- [To do]: A word-for-word copy of the entries is needed, and it should contain no images.

========================================

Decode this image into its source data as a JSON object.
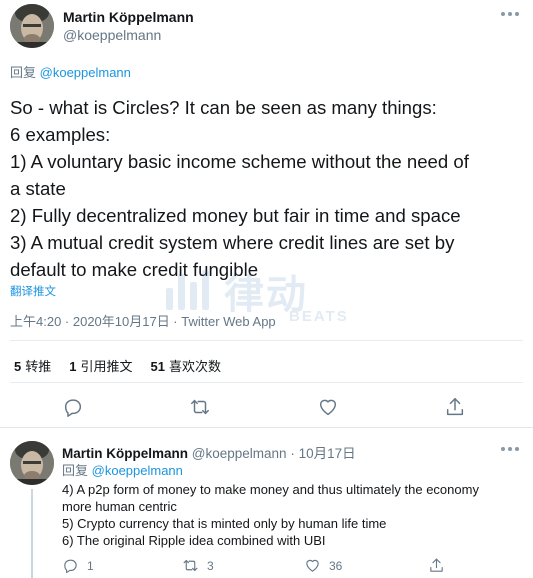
{
  "main_tweet": {
    "author_name": "Martin Köppelmann",
    "author_handle": "@koeppelmann",
    "reply_prefix": "回复",
    "reply_mention": "@koeppelmann",
    "text_lines": [
      "So - what is Circles? It can be seen as many things:",
      "6 examples:",
      "1) A voluntary basic income scheme without the need of",
      "a state",
      "2) Fully decentralized money but fair in time and space",
      "3) A mutual credit system where credit lines are set by",
      "default to make credit fungible"
    ],
    "translate_label": "翻译推文",
    "timestamp": "上午4:20 · 2020年10月17日 · Twitter Web App",
    "stats": {
      "retweets_count": "5",
      "retweets_label": "转推",
      "quotes_count": "1",
      "quotes_label": "引用推文",
      "likes_count": "51",
      "likes_label": "喜欢次数"
    }
  },
  "watermark": {
    "cn_text": "律动",
    "en_text": "BEATS"
  },
  "reply_tweet": {
    "author_name": "Martin Köppelmann",
    "author_handle": "@koeppelmann",
    "date": "10月17日",
    "reply_prefix": "回复",
    "reply_mention": "@koeppelmann",
    "text_lines": [
      "4) A p2p form of money to make money and thus ultimately the economy",
      "more human centric",
      "5) Crypto currency that is minted only by human life time",
      "6) The original Ripple idea combined with UBI"
    ],
    "reply_count": "1",
    "retweet_count": "3",
    "like_count": "36"
  },
  "colors": {
    "link": "#1b95e0",
    "secondary_text": "#657786",
    "primary_text": "#14171a",
    "divider": "#e6ecf0"
  }
}
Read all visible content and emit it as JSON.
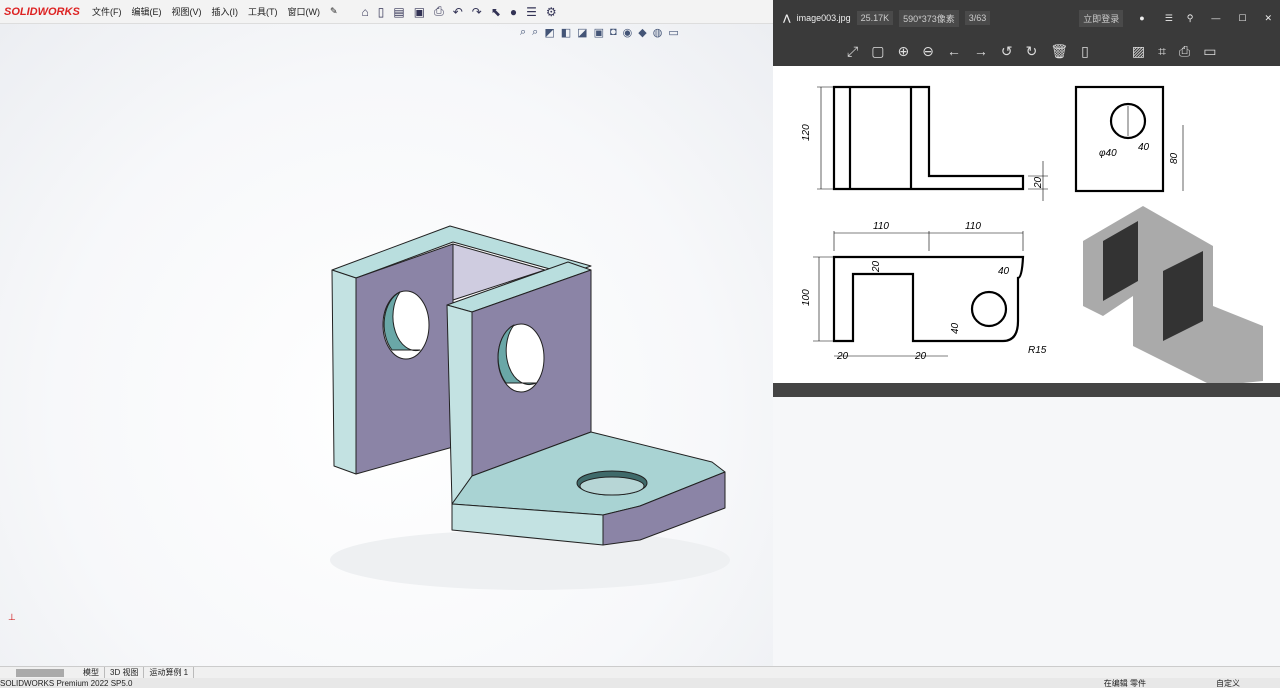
{
  "app": {
    "logo": "SOLIDWORKS",
    "menus": [
      "文件(F)",
      "编辑(E)",
      "视图(V)",
      "插入(I)",
      "工具(T)",
      "窗口(W)"
    ]
  },
  "viewer": {
    "filename": "image003.jpg",
    "size": "25.17K",
    "dimensions": "590*373像素",
    "index": "3/63",
    "login": "立即登录"
  },
  "drawing": {
    "dims": [
      "120",
      "20",
      "φ40",
      "40",
      "80",
      "110",
      "110",
      "20",
      "100",
      "40",
      "20",
      "20",
      "40",
      "R15"
    ]
  },
  "tabs": [
    "模型",
    "3D 视图",
    "运动算例 1"
  ],
  "status": {
    "version": "SOLIDWORKS Premium 2022 SP5.0",
    "mode": "在编辑 零件",
    "units": "自定义"
  }
}
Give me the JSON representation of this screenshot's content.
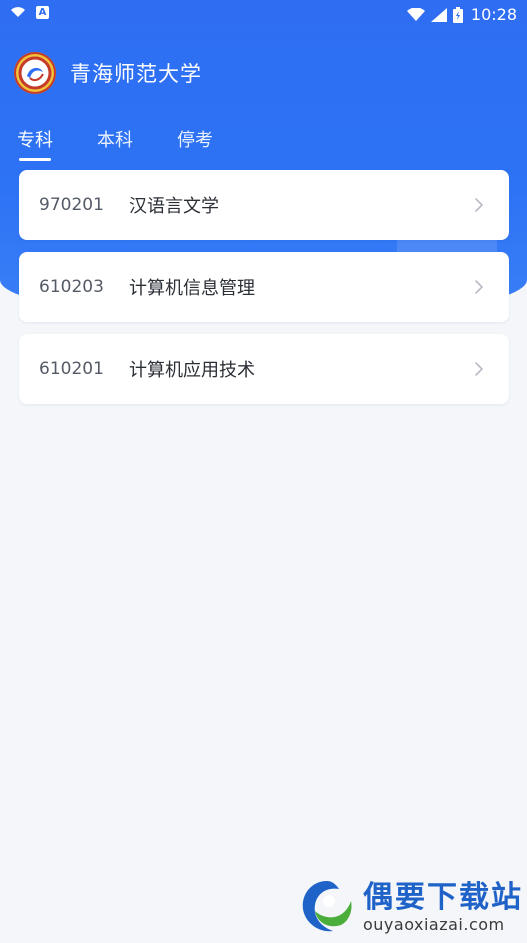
{
  "status_bar": {
    "left_icons": [
      "wifi-icon",
      "notification-a-icon"
    ],
    "a_label": "A",
    "right_icons": [
      "wifi-signal-icon",
      "cell-signal-icon",
      "battery-icon"
    ],
    "time": "10:28"
  },
  "header": {
    "logo_icon": "school-logo-icon",
    "school_name": "青海师范大学"
  },
  "tabs": [
    {
      "label": "专科",
      "active": true
    },
    {
      "label": "本科",
      "active": false
    },
    {
      "label": "停考",
      "active": false
    }
  ],
  "majors": [
    {
      "code": "970201",
      "name": "汉语言文学"
    },
    {
      "code": "610203",
      "name": "计算机信息管理"
    },
    {
      "code": "610201",
      "name": "计算机应用技术"
    }
  ],
  "watermark": {
    "logo_icon": "site-logo-icon",
    "title": "偶要下载站",
    "url": "ouyaoxiazai.com"
  },
  "colors": {
    "primary": "#2f6ef2",
    "background": "#f4f6f9",
    "card": "#ffffff",
    "watermark_blue": "#1f63c9"
  }
}
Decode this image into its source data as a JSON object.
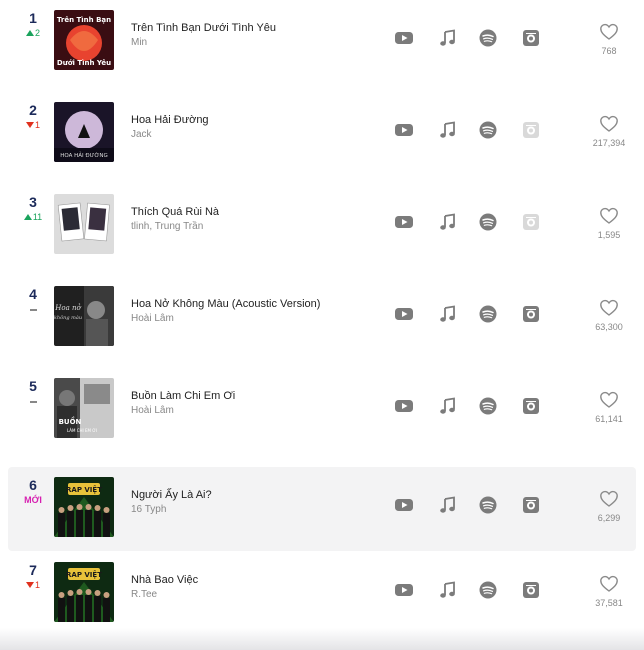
{
  "colors": {
    "rank": "#1c2a5a",
    "up": "#1aa35c",
    "down": "#e0301e",
    "new": "#d61fb0",
    "icon": "#7b7b7b",
    "icon_disabled": "#d9d9d9"
  },
  "rows": [
    {
      "rank": "1",
      "change": "2",
      "change_type": "up",
      "title": "Trên Tình Bạn Dưới Tình Yêu",
      "artist": "Min",
      "likes": "768",
      "zing": true,
      "cover_text": "Trên Tình Bạn Dưới Tình Yêu"
    },
    {
      "rank": "2",
      "change": "1",
      "change_type": "down",
      "title": "Hoa Hải Đường",
      "artist": "Jack",
      "likes": "217,394",
      "zing": false,
      "cover_text": "Hoa Hải Đường"
    },
    {
      "rank": "3",
      "change": "11",
      "change_type": "up",
      "title": "Thích Quá Rùi Nà",
      "artist": "tlinh, Trung Trần",
      "likes": "1,595",
      "zing": false,
      "cover_text": ""
    },
    {
      "rank": "4",
      "change": "",
      "change_type": "same",
      "title": "Hoa Nở Không Màu (Acoustic Version)",
      "artist": "Hoài Lâm",
      "likes": "63,300",
      "zing": true,
      "cover_text": "Hoa nở không màu"
    },
    {
      "rank": "5",
      "change": "",
      "change_type": "same",
      "title": "Buồn Làm Chi Em Ơi",
      "artist": "Hoài Lâm",
      "likes": "61,141",
      "zing": true,
      "cover_text": "BUỒN LÀM CHI EM ƠI"
    },
    {
      "rank": "6",
      "change": "MỚI",
      "change_type": "new",
      "title": "Người Ấy Là Ai?",
      "artist": "16 Typh",
      "likes": "6,299",
      "zing": true,
      "cover_text": "RAP VIỆT"
    },
    {
      "rank": "7",
      "change": "1",
      "change_type": "down",
      "title": "Nhà Bao Việc",
      "artist": "R.Tee",
      "likes": "37,581",
      "zing": true,
      "cover_text": "RAP VIỆT"
    }
  ]
}
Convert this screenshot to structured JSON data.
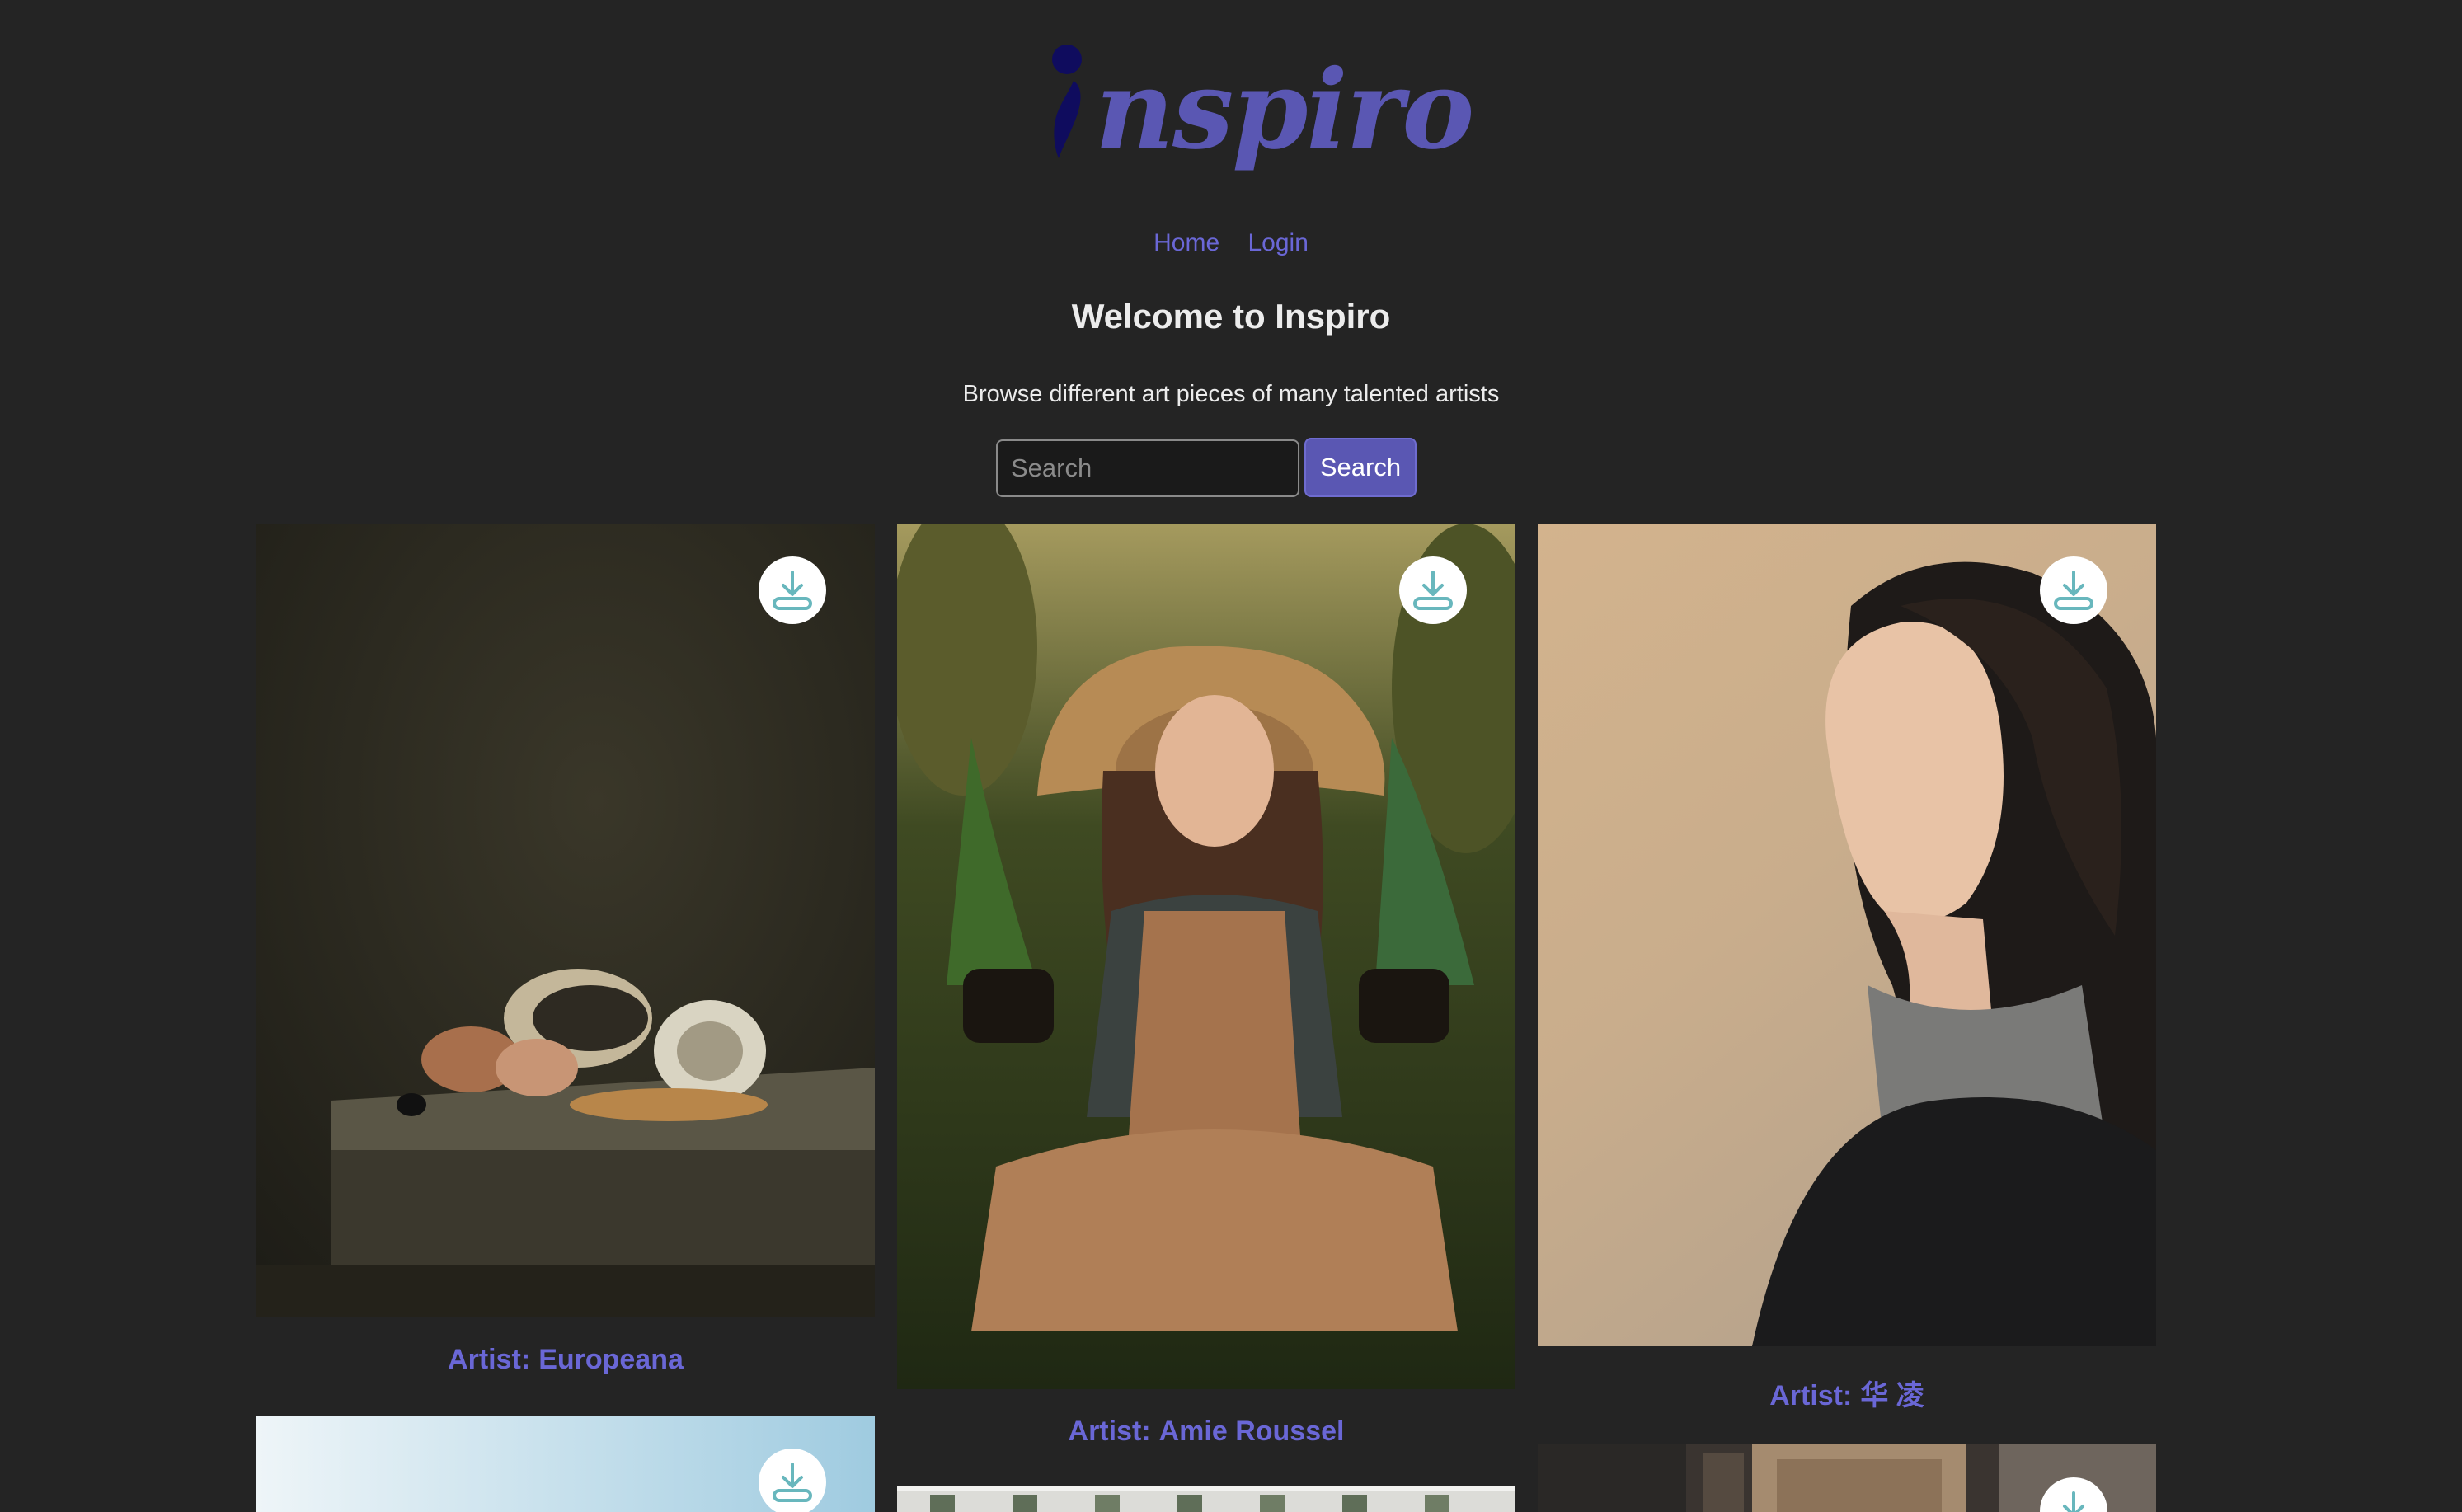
{
  "brand": {
    "name": "nspiro",
    "logo_color": "#5a57b3",
    "logo_mark_color": "#0f0c5e"
  },
  "nav": {
    "home_label": "Home",
    "login_label": "Login"
  },
  "hero": {
    "title": "Welcome to Inspiro",
    "subtitle": "Browse different art pieces of many talented artists"
  },
  "search": {
    "placeholder": "Search",
    "value": "",
    "button_label": "Search"
  },
  "gallery": {
    "artist_prefix": "Artist:",
    "download_icon": "download-icon",
    "cards": [
      {
        "artist": "Europeana",
        "image": "still-life-seashells-painting"
      },
      {
        "artist": "Amie Roussel",
        "image": "woman-in-straw-hat-holding-plants"
      },
      {
        "artist": "华 凌",
        "image": "woman-portrait-by-water"
      },
      {
        "artist": "",
        "image": "light-sky-gradient"
      },
      {
        "artist": "",
        "image": "white-building-facade"
      },
      {
        "artist": "",
        "image": "aerial-city-buildings"
      }
    ]
  },
  "colors": {
    "background": "#242424",
    "accent": "#5a57b3",
    "link": "#6a67d6",
    "download_icon": "#68b7bd"
  }
}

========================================

- [Output of the task]:
Decode this image into its source data as a JSON object.
{
  "main_tweet": {
    "author_name": "Martin Köppelmann",
    "author_handle": "@koeppelmann",
    "reply_prefix": "回复",
    "reply_mention": "@koeppelmann",
    "text_lines": [
      "So - what is Circles? It can be seen as many things:",
      "6 examples:",
      "1) A voluntary basic income scheme without the need of",
      "a state",
      "2) Fully decentralized money but fair in time and space",
      "3) A mutual credit system where credit lines are set by",
      "default to make credit fungible"
    ],
    "translate_label": "翻译推文",
    "timestamp": "上午4:20 · 2020年10月17日 · Twitter Web App",
    "stats": {
      "retweets_count": "5",
      "retweets_label": "转推",
      "quotes_count": "1",
      "quotes_label": "引用推文",
      "likes_count": "51",
      "likes_label": "喜欢次数"
    }
  },
  "watermark": {
    "cn_text": "律动",
    "en_text": "BEATS"
  },
  "reply_tweet": {
    "author_name": "Martin Köppelmann",
    "author_handle": "@koeppelmann",
    "date": "10月17日",
    "reply_prefix": "回复",
    "reply_mention": "@koeppelmann",
    "text_lines": [
      "4) A p2p form of money to make money and thus ultimately the economy",
      "more human centric",
      "5) Crypto currency that is minted only by human life time",
      "6) The original Ripple idea combined with UBI"
    ],
    "reply_count": "1",
    "retweet_count": "3",
    "like_count": "36"
  },
  "colors": {
    "link": "#1b95e0",
    "secondary_text": "#657786",
    "primary_text": "#14171a",
    "divider": "#e6ecf0"
  }
}
Read all visible content and emit it as JSON.
{
  "app": {
    "logo": "SOLIDWORKS",
    "menus": [
      "文件(F)",
      "编辑(E)",
      "视图(V)",
      "插入(I)",
      "工具(T)",
      "窗口(W)"
    ]
  },
  "viewer": {
    "filename": "image003.jpg",
    "size": "25.17K",
    "dimensions": "590*373像素",
    "index": "3/63",
    "login": "立即登录"
  },
  "drawing": {
    "dims": [
      "120",
      "20",
      "φ40",
      "40",
      "80",
      "110",
      "110",
      "20",
      "100",
      "40",
      "20",
      "20",
      "40",
      "R15"
    ]
  },
  "tabs": [
    "模型",
    "3D 视图",
    "运动算例 1"
  ],
  "status": {
    "version": "SOLIDWORKS Premium 2022 SP5.0",
    "mode": "在编辑 零件",
    "units": "自定义"
  }
}
Give me the JSON representation of this screenshot's content.
{
  "status_bar": {
    "left_icons": [
      "wifi-icon",
      "notification-a-icon"
    ],
    "a_label": "A",
    "right_icons": [
      "wifi-signal-icon",
      "cell-signal-icon",
      "battery-icon"
    ],
    "time": "10:28"
  },
  "header": {
    "logo_icon": "school-logo-icon",
    "school_name": "青海师范大学"
  },
  "tabs": [
    {
      "label": "专科",
      "active": true
    },
    {
      "label": "本科",
      "active": false
    },
    {
      "label": "停考",
      "active": false
    }
  ],
  "majors": [
    {
      "code": "970201",
      "name": "汉语言文学"
    },
    {
      "code": "610203",
      "name": "计算机信息管理"
    },
    {
      "code": "610201",
      "name": "计算机应用技术"
    }
  ],
  "watermark": {
    "logo_icon": "site-logo-icon",
    "title": "偶要下载站",
    "url": "ouyaoxiazai.com"
  },
  "colors": {
    "primary": "#2f6ef2",
    "background": "#f4f6f9",
    "card": "#ffffff",
    "watermark_blue": "#1f63c9"
  }
}
Decode this image into its source data as a JSON object.
{
  "colors": {
    "rank": "#1c2a5a",
    "up": "#1aa35c",
    "down": "#e0301e",
    "new": "#d61fb0",
    "icon": "#7b7b7b",
    "icon_disabled": "#d9d9d9"
  },
  "rows": [
    {
      "rank": "1",
      "change": "2",
      "change_type": "up",
      "title": "Trên Tình Bạn Dưới Tình Yêu",
      "artist": "Min",
      "likes": "768",
      "zing": true,
      "cover_text": "Trên Tình Bạn Dưới Tình Yêu"
    },
    {
      "rank": "2",
      "change": "1",
      "change_type": "down",
      "title": "Hoa Hải Đường",
      "artist": "Jack",
      "likes": "217,394",
      "zing": false,
      "cover_text": "Hoa Hải Đường"
    },
    {
      "rank": "3",
      "change": "11",
      "change_type": "up",
      "title": "Thích Quá Rùi Nà",
      "artist": "tlinh, Trung Trần",
      "likes": "1,595",
      "zing": false,
      "cover_text": ""
    },
    {
      "rank": "4",
      "change": "",
      "change_type": "same",
      "title": "Hoa Nở Không Màu (Acoustic Version)",
      "artist": "Hoài Lâm",
      "likes": "63,300",
      "zing": true,
      "cover_text": "Hoa nở không màu"
    },
    {
      "rank": "5",
      "change": "",
      "change_type": "same",
      "title": "Buồn Làm Chi Em Ơi",
      "artist": "Hoài Lâm",
      "likes": "61,141",
      "zing": true,
      "cover_text": "BUỒN LÀM CHI EM ƠI"
    },
    {
      "rank": "6",
      "change": "MỚI",
      "change_type": "new",
      "title": "Người Ấy Là Ai?",
      "artist": "16 Typh",
      "likes": "6,299",
      "zing": true,
      "cover_text": "RAP VIỆT"
    },
    {
      "rank": "7",
      "change": "1",
      "change_type": "down",
      "title": "Nhà Bao Việc",
      "artist": "R.Tee",
      "likes": "37,581",
      "zing": true,
      "cover_text": "RAP VIỆT"
    }
  ]
}
Convert this screenshot to structured JSON data.
{
  "brand": {
    "name": "nspiro",
    "logo_color": "#5a57b3",
    "logo_mark_color": "#0f0c5e"
  },
  "nav": {
    "home_label": "Home",
    "login_label": "Login"
  },
  "hero": {
    "title": "Welcome to Inspiro",
    "subtitle": "Browse different art pieces of many talented artists"
  },
  "search": {
    "placeholder": "Search",
    "value": "",
    "button_label": "Search"
  },
  "gallery": {
    "artist_prefix": "Artist:",
    "download_icon": "download-icon",
    "cards": [
      {
        "artist": "Europeana",
        "image": "still-life-seashells-painting"
      },
      {
        "artist": "Amie Roussel",
        "image": "woman-in-straw-hat-holding-plants"
      },
      {
        "artist": "华 凌",
        "image": "woman-portrait-by-water"
      },
      {
        "artist": "",
        "image": "light-sky-gradient"
      },
      {
        "artist": "",
        "image": "white-building-facade"
      },
      {
        "artist": "",
        "image": "aerial-city-buildings"
      }
    ]
  },
  "colors": {
    "background": "#242424",
    "accent": "#5a57b3",
    "link": "#6a67d6",
    "download_icon": "#68b7bd"
  }
}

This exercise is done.